*ACTIVITY:* Filter these entries down to lines holding "investimentos".

***** RECORDS PROVIDED *****

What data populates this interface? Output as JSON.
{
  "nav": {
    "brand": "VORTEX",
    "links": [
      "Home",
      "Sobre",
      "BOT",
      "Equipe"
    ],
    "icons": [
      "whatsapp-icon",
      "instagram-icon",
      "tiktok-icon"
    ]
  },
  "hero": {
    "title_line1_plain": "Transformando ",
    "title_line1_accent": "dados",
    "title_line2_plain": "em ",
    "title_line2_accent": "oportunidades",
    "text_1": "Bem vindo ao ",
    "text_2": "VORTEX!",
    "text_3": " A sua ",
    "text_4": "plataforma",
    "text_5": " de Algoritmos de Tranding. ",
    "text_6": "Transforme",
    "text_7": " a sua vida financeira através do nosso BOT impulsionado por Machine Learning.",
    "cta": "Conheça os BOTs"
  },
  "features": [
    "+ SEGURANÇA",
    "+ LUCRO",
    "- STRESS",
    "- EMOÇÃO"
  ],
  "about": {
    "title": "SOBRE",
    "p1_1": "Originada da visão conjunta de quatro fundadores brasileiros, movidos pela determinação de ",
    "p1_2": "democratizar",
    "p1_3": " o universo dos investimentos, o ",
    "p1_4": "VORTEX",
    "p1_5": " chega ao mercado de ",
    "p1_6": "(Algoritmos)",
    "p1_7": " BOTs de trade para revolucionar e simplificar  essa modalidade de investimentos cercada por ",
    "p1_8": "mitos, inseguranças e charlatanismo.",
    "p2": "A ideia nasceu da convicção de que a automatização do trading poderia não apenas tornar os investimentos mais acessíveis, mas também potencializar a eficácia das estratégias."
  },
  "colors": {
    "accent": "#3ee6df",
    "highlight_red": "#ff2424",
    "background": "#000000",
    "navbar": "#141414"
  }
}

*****

*RESPONSE AREA:*
    "p1_3": " o universo dos investimentos, o ",
    "p1_7": " BOTs de trade para revolucionar e simplificar  essa modalidade de investimentos cercada por ",
    "p2": "A ideia nasceu da convicção de que a automatização do trading poderia não apenas tornar os investimentos mais acessíveis, mas também potencializar a eficácia das estratégias."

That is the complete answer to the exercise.